* _Work request_
Without the pictures, set down exactly the lines from the one that contains "What's the underlying" to the end of the entries, both included, and nothing besides.

* _Dataset records_
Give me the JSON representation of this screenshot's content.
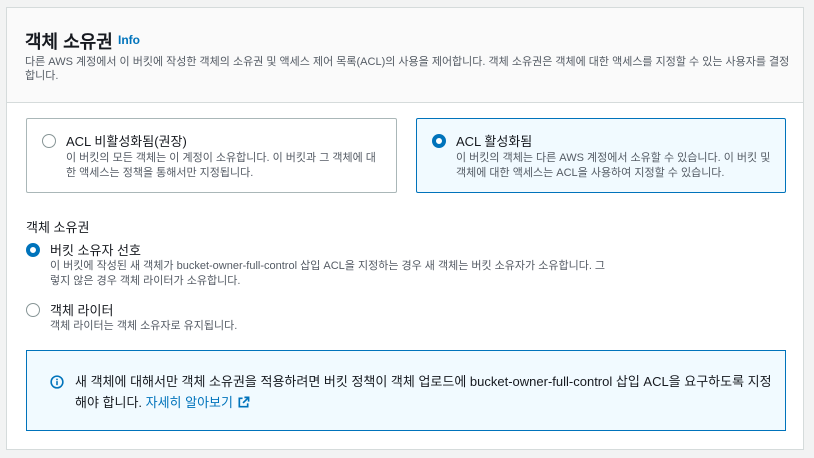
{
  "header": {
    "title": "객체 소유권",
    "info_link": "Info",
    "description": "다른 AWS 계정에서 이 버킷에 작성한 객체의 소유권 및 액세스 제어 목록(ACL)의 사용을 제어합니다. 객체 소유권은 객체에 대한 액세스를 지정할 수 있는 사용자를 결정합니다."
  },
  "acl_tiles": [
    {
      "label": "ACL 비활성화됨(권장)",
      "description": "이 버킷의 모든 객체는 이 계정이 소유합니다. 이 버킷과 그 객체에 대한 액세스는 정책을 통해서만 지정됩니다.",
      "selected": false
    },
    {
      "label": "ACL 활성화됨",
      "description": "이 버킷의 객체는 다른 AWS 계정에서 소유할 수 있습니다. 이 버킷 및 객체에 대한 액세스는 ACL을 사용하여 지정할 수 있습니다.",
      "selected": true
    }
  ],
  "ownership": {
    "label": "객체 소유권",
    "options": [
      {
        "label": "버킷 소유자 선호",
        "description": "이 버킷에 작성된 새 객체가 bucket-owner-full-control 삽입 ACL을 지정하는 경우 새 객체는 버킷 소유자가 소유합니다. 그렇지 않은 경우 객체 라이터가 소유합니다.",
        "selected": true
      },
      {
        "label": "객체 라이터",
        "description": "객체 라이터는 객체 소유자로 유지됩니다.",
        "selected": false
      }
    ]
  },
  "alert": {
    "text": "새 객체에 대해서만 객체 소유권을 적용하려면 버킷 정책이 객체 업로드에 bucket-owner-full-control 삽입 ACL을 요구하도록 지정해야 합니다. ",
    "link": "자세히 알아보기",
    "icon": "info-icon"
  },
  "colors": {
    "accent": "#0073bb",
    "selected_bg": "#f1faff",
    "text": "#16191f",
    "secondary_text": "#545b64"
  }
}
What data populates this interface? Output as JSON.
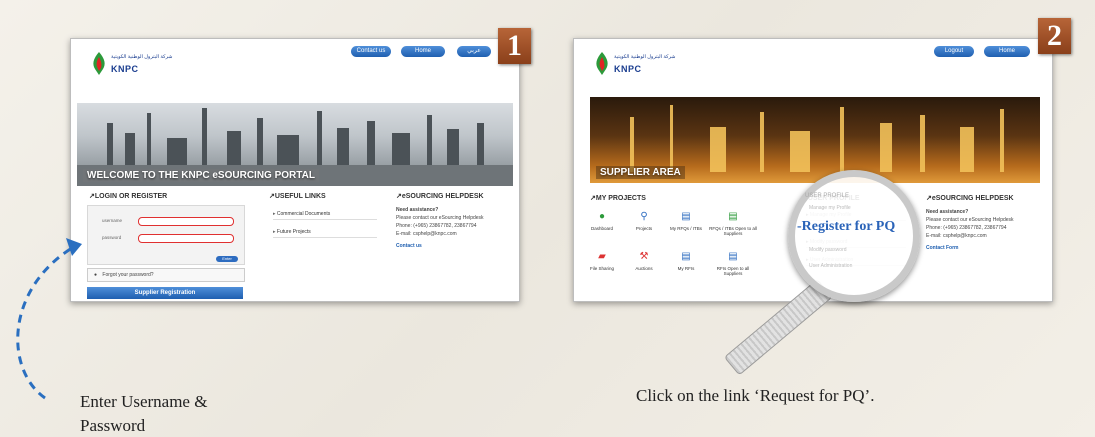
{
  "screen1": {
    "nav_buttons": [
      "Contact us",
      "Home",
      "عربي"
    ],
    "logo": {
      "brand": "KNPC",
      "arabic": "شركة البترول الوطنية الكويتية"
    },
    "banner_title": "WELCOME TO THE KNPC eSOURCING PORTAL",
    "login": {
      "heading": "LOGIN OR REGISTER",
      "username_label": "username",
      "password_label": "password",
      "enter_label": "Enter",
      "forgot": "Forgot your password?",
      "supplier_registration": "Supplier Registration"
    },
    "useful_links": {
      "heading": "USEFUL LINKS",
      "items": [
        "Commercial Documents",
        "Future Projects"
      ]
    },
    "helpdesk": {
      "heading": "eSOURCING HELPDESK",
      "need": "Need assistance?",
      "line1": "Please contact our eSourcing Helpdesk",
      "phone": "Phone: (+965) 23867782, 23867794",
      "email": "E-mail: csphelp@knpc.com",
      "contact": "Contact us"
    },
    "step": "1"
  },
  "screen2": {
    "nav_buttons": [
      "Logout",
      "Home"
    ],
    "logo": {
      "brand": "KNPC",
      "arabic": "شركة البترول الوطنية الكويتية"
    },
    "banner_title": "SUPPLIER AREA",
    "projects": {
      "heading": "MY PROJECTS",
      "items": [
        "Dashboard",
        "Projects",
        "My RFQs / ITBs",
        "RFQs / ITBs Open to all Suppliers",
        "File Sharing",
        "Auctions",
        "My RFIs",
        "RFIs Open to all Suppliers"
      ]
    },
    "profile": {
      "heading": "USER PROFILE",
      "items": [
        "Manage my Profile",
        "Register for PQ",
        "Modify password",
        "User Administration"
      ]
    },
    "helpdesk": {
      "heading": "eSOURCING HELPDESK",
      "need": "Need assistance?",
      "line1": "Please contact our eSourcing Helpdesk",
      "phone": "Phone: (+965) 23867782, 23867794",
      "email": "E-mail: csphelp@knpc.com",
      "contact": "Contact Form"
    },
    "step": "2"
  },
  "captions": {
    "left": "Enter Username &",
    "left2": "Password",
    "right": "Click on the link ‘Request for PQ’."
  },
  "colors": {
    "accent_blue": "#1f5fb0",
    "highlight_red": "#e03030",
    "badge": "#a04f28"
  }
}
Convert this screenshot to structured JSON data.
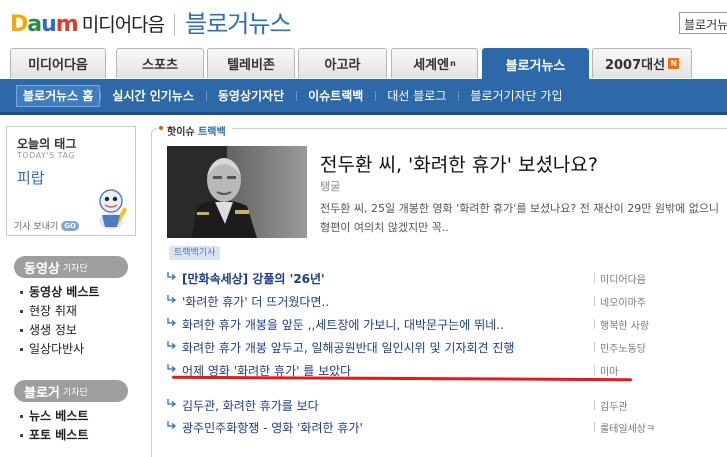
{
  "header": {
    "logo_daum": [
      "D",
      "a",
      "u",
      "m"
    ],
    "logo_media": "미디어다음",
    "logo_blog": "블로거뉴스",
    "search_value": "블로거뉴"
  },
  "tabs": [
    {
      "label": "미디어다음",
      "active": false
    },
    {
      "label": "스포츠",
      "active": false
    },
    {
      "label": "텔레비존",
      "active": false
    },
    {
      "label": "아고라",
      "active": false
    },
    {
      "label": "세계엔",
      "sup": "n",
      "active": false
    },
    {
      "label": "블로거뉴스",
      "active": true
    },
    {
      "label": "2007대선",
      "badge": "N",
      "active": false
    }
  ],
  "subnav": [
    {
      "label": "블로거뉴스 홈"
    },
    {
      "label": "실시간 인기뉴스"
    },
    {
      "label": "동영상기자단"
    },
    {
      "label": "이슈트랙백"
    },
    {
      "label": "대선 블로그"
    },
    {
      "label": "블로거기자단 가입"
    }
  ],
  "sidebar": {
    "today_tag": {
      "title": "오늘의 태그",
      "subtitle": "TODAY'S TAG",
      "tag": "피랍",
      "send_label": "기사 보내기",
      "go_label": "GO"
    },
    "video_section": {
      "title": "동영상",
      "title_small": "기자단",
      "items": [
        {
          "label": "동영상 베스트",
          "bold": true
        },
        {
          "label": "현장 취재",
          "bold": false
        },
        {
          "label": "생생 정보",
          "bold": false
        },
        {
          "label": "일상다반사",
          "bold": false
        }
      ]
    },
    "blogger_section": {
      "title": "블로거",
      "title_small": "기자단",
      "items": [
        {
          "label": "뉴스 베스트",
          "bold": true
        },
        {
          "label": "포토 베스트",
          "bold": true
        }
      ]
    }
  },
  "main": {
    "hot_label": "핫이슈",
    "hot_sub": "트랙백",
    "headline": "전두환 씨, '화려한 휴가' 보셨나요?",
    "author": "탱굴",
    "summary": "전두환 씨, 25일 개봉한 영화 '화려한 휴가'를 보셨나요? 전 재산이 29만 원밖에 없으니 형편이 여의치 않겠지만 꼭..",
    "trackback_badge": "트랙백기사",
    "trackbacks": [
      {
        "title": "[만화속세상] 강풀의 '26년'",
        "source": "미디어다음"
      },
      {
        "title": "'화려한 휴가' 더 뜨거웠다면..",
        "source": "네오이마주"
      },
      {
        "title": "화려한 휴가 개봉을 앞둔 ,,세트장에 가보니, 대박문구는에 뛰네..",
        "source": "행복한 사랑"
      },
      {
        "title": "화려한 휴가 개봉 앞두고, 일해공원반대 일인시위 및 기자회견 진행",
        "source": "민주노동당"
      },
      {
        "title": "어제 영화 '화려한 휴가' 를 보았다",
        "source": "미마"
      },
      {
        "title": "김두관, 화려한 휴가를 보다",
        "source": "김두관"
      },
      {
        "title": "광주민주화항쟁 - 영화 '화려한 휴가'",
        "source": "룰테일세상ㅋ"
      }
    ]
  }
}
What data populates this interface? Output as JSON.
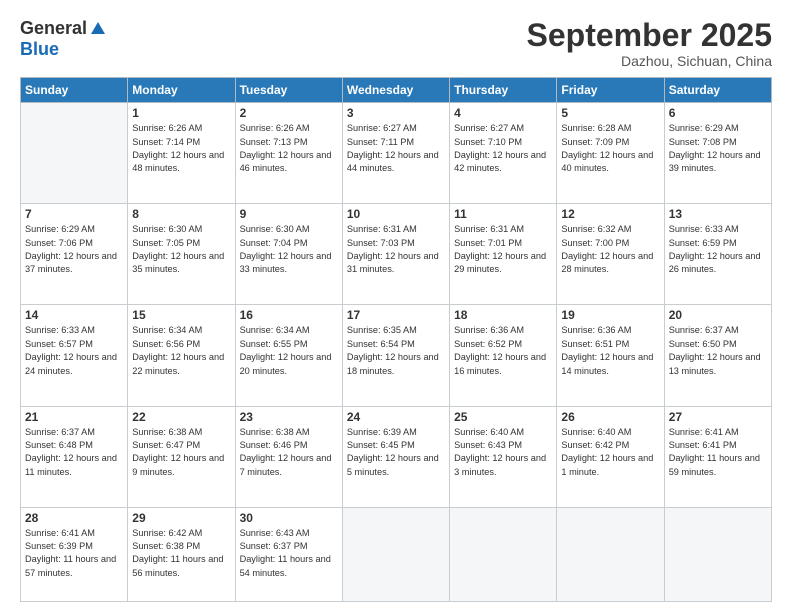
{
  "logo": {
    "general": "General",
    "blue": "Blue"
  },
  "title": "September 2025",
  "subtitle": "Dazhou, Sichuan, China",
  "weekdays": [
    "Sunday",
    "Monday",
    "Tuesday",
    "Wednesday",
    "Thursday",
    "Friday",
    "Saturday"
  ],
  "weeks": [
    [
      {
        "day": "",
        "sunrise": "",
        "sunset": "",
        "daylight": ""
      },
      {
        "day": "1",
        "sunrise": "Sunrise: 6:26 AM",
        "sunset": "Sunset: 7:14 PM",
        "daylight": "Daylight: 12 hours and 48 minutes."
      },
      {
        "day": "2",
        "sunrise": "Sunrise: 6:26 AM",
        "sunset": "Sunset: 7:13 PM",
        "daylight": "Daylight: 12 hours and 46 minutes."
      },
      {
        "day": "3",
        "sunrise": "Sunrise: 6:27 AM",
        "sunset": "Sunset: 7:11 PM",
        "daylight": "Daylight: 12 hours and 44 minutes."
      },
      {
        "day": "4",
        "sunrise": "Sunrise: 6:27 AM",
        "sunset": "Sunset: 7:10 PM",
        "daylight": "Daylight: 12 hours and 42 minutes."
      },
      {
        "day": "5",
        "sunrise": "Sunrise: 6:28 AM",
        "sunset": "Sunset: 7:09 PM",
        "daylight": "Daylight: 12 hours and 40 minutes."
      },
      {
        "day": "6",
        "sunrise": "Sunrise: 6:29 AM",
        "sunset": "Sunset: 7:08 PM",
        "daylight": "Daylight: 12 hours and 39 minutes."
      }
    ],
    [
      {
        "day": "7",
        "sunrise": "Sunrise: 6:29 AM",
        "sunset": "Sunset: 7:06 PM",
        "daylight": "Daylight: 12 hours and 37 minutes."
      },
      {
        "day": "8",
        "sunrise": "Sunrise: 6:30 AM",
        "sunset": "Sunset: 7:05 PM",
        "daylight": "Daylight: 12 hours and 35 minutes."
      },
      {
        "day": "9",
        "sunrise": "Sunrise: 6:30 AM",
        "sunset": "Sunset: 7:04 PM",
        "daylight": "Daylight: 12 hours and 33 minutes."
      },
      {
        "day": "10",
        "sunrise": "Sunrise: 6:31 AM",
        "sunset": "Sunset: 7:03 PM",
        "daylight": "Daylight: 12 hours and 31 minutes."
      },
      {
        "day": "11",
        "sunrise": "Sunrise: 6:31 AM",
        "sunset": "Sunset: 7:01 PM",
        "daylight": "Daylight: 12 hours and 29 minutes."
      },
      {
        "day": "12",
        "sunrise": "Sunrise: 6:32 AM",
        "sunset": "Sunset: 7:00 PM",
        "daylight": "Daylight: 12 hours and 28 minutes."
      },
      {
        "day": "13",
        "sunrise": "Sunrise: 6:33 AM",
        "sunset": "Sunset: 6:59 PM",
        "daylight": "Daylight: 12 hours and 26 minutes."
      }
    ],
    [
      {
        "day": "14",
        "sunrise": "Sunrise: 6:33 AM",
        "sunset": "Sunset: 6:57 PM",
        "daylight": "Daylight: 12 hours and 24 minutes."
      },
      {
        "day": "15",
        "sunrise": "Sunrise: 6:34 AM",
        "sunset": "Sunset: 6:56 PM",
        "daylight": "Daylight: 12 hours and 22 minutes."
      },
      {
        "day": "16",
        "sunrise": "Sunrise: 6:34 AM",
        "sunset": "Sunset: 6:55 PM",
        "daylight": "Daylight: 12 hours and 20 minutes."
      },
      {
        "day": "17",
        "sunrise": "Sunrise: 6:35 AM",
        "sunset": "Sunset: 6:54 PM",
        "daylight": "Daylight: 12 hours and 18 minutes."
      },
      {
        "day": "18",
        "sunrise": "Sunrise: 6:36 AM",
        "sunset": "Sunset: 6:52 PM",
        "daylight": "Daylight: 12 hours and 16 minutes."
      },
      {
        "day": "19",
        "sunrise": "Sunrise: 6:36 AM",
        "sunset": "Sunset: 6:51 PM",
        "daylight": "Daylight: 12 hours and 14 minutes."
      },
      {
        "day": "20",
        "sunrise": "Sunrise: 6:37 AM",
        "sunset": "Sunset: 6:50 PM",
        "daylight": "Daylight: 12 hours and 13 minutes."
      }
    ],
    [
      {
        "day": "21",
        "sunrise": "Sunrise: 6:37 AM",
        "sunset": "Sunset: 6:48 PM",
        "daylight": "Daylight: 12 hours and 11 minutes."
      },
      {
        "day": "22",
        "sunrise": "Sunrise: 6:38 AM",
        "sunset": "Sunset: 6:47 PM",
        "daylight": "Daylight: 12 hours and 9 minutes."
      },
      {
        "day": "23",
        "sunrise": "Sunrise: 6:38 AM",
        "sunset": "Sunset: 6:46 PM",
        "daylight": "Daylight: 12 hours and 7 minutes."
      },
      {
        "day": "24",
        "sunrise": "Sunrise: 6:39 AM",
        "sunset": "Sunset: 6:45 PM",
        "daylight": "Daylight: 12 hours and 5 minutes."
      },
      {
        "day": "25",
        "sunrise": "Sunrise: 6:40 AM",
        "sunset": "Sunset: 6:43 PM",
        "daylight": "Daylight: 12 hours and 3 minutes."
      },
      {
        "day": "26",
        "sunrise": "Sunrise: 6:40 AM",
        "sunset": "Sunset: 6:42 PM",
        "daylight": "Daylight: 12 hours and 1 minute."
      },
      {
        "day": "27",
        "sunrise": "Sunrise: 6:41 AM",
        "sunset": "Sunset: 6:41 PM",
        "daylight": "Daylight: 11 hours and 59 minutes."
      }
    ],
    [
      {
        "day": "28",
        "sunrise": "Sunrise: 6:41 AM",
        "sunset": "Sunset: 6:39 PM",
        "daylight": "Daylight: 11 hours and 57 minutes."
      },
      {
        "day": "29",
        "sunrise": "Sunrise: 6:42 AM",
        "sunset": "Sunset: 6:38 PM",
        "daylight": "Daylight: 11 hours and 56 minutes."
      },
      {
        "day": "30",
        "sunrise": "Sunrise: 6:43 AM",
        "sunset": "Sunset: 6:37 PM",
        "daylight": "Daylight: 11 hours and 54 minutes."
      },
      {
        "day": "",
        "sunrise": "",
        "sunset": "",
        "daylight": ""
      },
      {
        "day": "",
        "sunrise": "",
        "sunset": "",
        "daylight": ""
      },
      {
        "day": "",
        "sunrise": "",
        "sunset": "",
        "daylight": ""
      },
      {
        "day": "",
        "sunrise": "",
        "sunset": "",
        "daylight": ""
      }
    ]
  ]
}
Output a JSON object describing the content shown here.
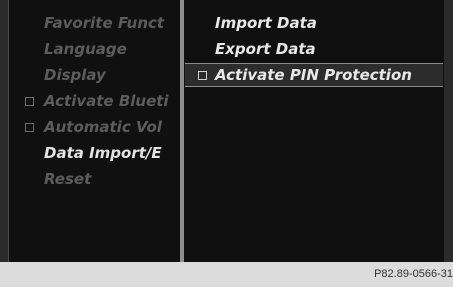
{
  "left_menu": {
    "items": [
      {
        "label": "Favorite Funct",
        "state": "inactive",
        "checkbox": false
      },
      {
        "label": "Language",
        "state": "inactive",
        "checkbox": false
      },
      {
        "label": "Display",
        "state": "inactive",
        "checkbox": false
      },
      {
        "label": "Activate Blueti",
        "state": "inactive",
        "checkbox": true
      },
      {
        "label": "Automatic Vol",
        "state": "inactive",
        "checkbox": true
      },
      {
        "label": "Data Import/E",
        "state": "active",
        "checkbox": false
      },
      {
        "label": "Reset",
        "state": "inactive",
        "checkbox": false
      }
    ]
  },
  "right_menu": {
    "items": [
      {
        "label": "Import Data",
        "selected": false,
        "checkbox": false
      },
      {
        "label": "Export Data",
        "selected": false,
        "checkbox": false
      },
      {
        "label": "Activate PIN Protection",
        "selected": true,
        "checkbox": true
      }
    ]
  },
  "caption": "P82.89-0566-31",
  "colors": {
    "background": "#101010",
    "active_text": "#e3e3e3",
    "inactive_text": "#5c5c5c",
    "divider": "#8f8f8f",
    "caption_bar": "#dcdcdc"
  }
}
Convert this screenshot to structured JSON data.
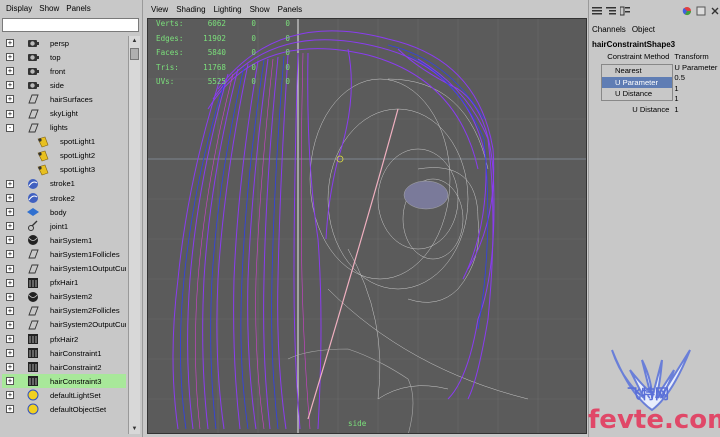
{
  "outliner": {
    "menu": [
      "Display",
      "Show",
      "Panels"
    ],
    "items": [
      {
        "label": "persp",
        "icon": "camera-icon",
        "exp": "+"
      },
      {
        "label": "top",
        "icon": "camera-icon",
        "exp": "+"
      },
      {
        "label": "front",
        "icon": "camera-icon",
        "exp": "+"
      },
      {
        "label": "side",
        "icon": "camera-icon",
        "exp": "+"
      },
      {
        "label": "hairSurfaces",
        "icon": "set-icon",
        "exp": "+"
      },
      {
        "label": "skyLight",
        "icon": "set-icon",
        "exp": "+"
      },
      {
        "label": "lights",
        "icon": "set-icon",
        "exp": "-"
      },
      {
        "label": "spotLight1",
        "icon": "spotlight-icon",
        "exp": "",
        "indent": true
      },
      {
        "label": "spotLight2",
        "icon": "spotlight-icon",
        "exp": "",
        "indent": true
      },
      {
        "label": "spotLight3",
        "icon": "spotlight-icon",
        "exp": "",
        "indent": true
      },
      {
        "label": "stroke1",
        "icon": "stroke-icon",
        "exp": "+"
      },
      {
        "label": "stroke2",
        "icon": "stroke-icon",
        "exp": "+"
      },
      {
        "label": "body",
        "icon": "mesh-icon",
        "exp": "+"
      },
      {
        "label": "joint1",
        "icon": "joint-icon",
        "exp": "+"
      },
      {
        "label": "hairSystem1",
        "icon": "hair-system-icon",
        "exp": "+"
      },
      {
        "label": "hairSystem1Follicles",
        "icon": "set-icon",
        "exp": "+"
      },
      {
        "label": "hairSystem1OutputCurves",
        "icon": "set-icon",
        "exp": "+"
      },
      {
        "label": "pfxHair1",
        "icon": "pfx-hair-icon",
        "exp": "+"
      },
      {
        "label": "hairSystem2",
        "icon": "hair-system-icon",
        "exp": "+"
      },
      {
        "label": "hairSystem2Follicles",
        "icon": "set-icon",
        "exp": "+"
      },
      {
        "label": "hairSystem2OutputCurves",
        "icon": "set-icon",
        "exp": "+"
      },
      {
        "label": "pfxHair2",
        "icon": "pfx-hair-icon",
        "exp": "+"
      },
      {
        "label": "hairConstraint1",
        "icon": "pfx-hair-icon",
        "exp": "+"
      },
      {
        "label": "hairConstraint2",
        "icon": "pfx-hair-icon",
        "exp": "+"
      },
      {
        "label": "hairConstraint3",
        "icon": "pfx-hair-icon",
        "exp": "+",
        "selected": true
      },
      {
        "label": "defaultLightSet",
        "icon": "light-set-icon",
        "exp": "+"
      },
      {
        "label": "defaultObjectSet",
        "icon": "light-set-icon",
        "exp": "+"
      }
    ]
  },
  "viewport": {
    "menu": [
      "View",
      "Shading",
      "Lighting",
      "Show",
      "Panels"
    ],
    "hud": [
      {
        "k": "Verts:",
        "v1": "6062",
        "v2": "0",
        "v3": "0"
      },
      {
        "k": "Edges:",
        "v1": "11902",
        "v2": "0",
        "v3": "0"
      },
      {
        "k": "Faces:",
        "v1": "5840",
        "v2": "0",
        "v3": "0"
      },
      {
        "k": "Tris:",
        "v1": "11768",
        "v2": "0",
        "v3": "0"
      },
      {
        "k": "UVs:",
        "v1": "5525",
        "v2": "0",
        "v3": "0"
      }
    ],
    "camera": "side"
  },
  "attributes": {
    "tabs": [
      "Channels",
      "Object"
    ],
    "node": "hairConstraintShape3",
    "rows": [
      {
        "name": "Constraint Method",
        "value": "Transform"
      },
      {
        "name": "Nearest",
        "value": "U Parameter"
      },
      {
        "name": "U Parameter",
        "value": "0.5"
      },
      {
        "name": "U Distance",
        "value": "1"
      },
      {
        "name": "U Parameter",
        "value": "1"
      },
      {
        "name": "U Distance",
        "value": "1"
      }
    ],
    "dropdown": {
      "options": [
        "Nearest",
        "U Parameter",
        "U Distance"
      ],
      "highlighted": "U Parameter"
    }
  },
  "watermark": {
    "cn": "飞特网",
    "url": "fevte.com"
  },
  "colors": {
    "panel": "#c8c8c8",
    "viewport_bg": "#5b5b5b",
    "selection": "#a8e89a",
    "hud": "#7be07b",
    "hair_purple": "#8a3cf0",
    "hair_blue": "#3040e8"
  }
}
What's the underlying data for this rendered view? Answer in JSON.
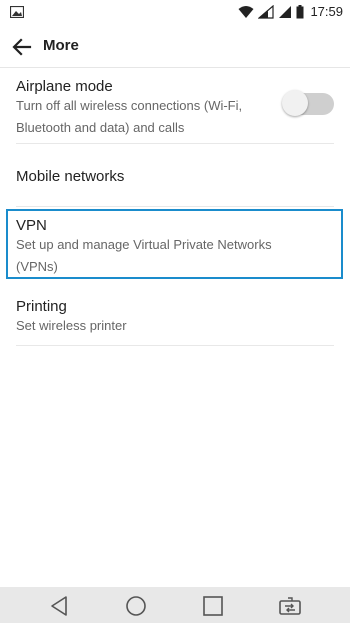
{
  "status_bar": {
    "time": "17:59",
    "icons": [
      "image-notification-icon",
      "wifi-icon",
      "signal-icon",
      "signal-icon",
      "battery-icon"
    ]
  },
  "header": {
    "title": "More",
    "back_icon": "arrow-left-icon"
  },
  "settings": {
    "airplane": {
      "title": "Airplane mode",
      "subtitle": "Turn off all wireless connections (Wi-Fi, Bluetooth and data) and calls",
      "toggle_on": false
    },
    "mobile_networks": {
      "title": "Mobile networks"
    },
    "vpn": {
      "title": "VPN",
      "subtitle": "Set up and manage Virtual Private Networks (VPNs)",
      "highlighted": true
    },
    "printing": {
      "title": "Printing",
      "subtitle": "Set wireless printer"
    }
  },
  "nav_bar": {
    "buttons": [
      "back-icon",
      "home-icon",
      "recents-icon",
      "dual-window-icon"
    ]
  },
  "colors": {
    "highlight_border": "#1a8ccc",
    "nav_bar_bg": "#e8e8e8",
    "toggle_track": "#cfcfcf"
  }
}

* _Solution to this problem_
What's the underlying data for this rendered view? Answer in JSON.
{
  "status_bar": {
    "time": "17:59",
    "icons": [
      "image-notification-icon",
      "wifi-icon",
      "signal-icon",
      "signal-icon",
      "battery-icon"
    ]
  },
  "header": {
    "title": "More",
    "back_icon": "arrow-left-icon"
  },
  "settings": {
    "airplane": {
      "title": "Airplane mode",
      "subtitle": "Turn off all wireless connections (Wi-Fi, Bluetooth and data) and calls",
      "toggle_on": false
    },
    "mobile_networks": {
      "title": "Mobile networks"
    },
    "vpn": {
      "title": "VPN",
      "subtitle": "Set up and manage Virtual Private Networks (VPNs)",
      "highlighted": true
    },
    "printing": {
      "title": "Printing",
      "subtitle": "Set wireless printer"
    }
  },
  "nav_bar": {
    "buttons": [
      "back-icon",
      "home-icon",
      "recents-icon",
      "dual-window-icon"
    ]
  },
  "colors": {
    "highlight_border": "#1a8ccc",
    "nav_bar_bg": "#e8e8e8",
    "toggle_track": "#cfcfcf"
  }
}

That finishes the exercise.